_PROBLEM REQUIREMENTS_
Everything in the records must appear again exactly, except the images.

_RAW DATA_
┄┄┄┄┄┄┄┄┄┄

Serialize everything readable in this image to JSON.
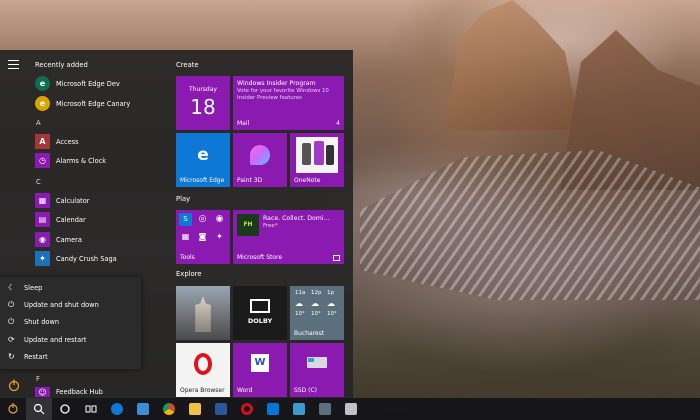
{
  "start_menu": {
    "recently_added_title": "Recently added",
    "recent": [
      {
        "label": "Microsoft Edge Dev",
        "icon": "edge-dev-icon",
        "color": "#0f6e54"
      },
      {
        "label": "Microsoft Edge Canary",
        "icon": "edge-canary-icon",
        "color": "#d8a400"
      }
    ],
    "letters": [
      "A",
      "C",
      "F"
    ],
    "apps_a": [
      {
        "label": "Access",
        "icon": "access-icon",
        "color": "#a4373a"
      },
      {
        "label": "Alarms & Clock",
        "icon": "alarm-clock-icon",
        "color": "#8a1ab0"
      }
    ],
    "apps_c": [
      {
        "label": "Calculator",
        "icon": "calculator-icon",
        "color": "#8a1ab0"
      },
      {
        "label": "Calendar",
        "icon": "calendar-icon",
        "color": "#8a1ab0"
      },
      {
        "label": "Camera",
        "icon": "camera-icon",
        "color": "#8a1ab0"
      },
      {
        "label": "Candy Crush Saga",
        "icon": "candy-crush-icon",
        "color": "#1f70b8"
      }
    ],
    "apps_f": [
      {
        "label": "Feedback Hub",
        "icon": "feedback-hub-icon",
        "color": "#8a1ab0"
      }
    ],
    "power_menu": [
      {
        "label": "Sleep",
        "icon": "moon-icon"
      },
      {
        "label": "Update and shut down",
        "icon": "update-power-icon"
      },
      {
        "label": "Shut down",
        "icon": "power-icon"
      },
      {
        "label": "Update and restart",
        "icon": "update-restart-icon"
      },
      {
        "label": "Restart",
        "icon": "restart-icon"
      }
    ]
  },
  "tiles": {
    "create_title": "Create",
    "play_title": "Play",
    "explore_title": "Explore",
    "calendar": {
      "day": "Thursday",
      "date": "18"
    },
    "mail": {
      "header": "Windows Insider Program",
      "body": "Vote for your favorite Windows 10 Insider Preview features",
      "label": "Mail",
      "count": "4"
    },
    "edge": {
      "label": "Microsoft Edge"
    },
    "paint3d": {
      "label": "Paint 3D"
    },
    "onenote": {
      "label": "OneNote"
    },
    "tools": {
      "label": "Tools"
    },
    "store": {
      "title": "Race. Collect. Domi...",
      "sub": "Free*",
      "label": "Microsoft Store",
      "badge": "FH"
    },
    "photos": {
      "label": ""
    },
    "dolby": {
      "text": "DOLBY"
    },
    "weather": {
      "times": [
        "11a",
        "12p",
        "1p"
      ],
      "temps": [
        "10°",
        "10°",
        "10°"
      ],
      "label": "Bucharest"
    },
    "opera": {
      "label": "Opera Browser"
    },
    "word": {
      "label": "Word",
      "icon_text": "W"
    },
    "ssd": {
      "label": "SSD (C)"
    }
  },
  "colors": {
    "tile_purple": "#8a1ab0",
    "tile_blue": "#0d78d6",
    "menu_bg": "#262626"
  },
  "taskbar": {
    "items": [
      "search-icon",
      "cortana-icon",
      "task-view-icon",
      "edge-icon",
      "store-icon",
      "chrome-icon",
      "file-explorer-icon",
      "word-icon",
      "opera-icon",
      "onenote-icon",
      "settings-icon",
      "photos-icon",
      "snip-icon"
    ],
    "colors": [
      "",
      "",
      "",
      "#0d78d6",
      "#3b8fd9",
      "#e8b100",
      "#f0c040",
      "#2b579a",
      "#d0121d",
      "#0078d7",
      "#3d9ad0",
      "#5b6f7d",
      "#c0c0c8"
    ]
  }
}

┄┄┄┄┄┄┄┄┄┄

_EXERCISE RESULT_
Serialize everything readable in this image to JSON.
{
  "start_menu": {
    "recently_added_title": "Recently added",
    "recent": [
      {
        "label": "Microsoft Edge Dev",
        "icon": "edge-dev-icon",
        "color": "#0f6e54"
      },
      {
        "label": "Microsoft Edge Canary",
        "icon": "edge-canary-icon",
        "color": "#d8a400"
      }
    ],
    "letters": [
      "A",
      "C",
      "F"
    ],
    "apps_a": [
      {
        "label": "Access",
        "icon": "access-icon",
        "color": "#a4373a"
      },
      {
        "label": "Alarms & Clock",
        "icon": "alarm-clock-icon",
        "color": "#8a1ab0"
      }
    ],
    "apps_c": [
      {
        "label": "Calculator",
        "icon": "calculator-icon",
        "color": "#8a1ab0"
      },
      {
        "label": "Calendar",
        "icon": "calendar-icon",
        "color": "#8a1ab0"
      },
      {
        "label": "Camera",
        "icon": "camera-icon",
        "color": "#8a1ab0"
      },
      {
        "label": "Candy Crush Saga",
        "icon": "candy-crush-icon",
        "color": "#1f70b8"
      }
    ],
    "apps_f": [
      {
        "label": "Feedback Hub",
        "icon": "feedback-hub-icon",
        "color": "#8a1ab0"
      }
    ],
    "power_menu": [
      {
        "label": "Sleep",
        "icon": "moon-icon"
      },
      {
        "label": "Update and shut down",
        "icon": "update-power-icon"
      },
      {
        "label": "Shut down",
        "icon": "power-icon"
      },
      {
        "label": "Update and restart",
        "icon": "update-restart-icon"
      },
      {
        "label": "Restart",
        "icon": "restart-icon"
      }
    ]
  },
  "tiles": {
    "create_title": "Create",
    "play_title": "Play",
    "explore_title": "Explore",
    "calendar": {
      "day": "Thursday",
      "date": "18"
    },
    "mail": {
      "header": "Windows Insider Program",
      "body": "Vote for your favorite Windows 10 Insider Preview features",
      "label": "Mail",
      "count": "4"
    },
    "edge": {
      "label": "Microsoft Edge"
    },
    "paint3d": {
      "label": "Paint 3D"
    },
    "onenote": {
      "label": "OneNote"
    },
    "tools": {
      "label": "Tools"
    },
    "store": {
      "title": "Race. Collect. Domi...",
      "sub": "Free*",
      "label": "Microsoft Store",
      "badge": "FH"
    },
    "photos": {
      "label": ""
    },
    "dolby": {
      "text": "DOLBY"
    },
    "weather": {
      "times": [
        "11a",
        "12p",
        "1p"
      ],
      "temps": [
        "10°",
        "10°",
        "10°"
      ],
      "label": "Bucharest"
    },
    "opera": {
      "label": "Opera Browser"
    },
    "word": {
      "label": "Word",
      "icon_text": "W"
    },
    "ssd": {
      "label": "SSD (C)"
    }
  },
  "colors": {
    "tile_purple": "#8a1ab0",
    "tile_blue": "#0d78d6",
    "menu_bg": "#262626"
  },
  "taskbar": {
    "items": [
      "search-icon",
      "cortana-icon",
      "task-view-icon",
      "edge-icon",
      "store-icon",
      "chrome-icon",
      "file-explorer-icon",
      "word-icon",
      "opera-icon",
      "onenote-icon",
      "settings-icon",
      "photos-icon",
      "snip-icon"
    ],
    "colors": [
      "",
      "",
      "",
      "#0d78d6",
      "#3b8fd9",
      "#e8b100",
      "#f0c040",
      "#2b579a",
      "#d0121d",
      "#0078d7",
      "#3d9ad0",
      "#5b6f7d",
      "#c0c0c8"
    ]
  }
}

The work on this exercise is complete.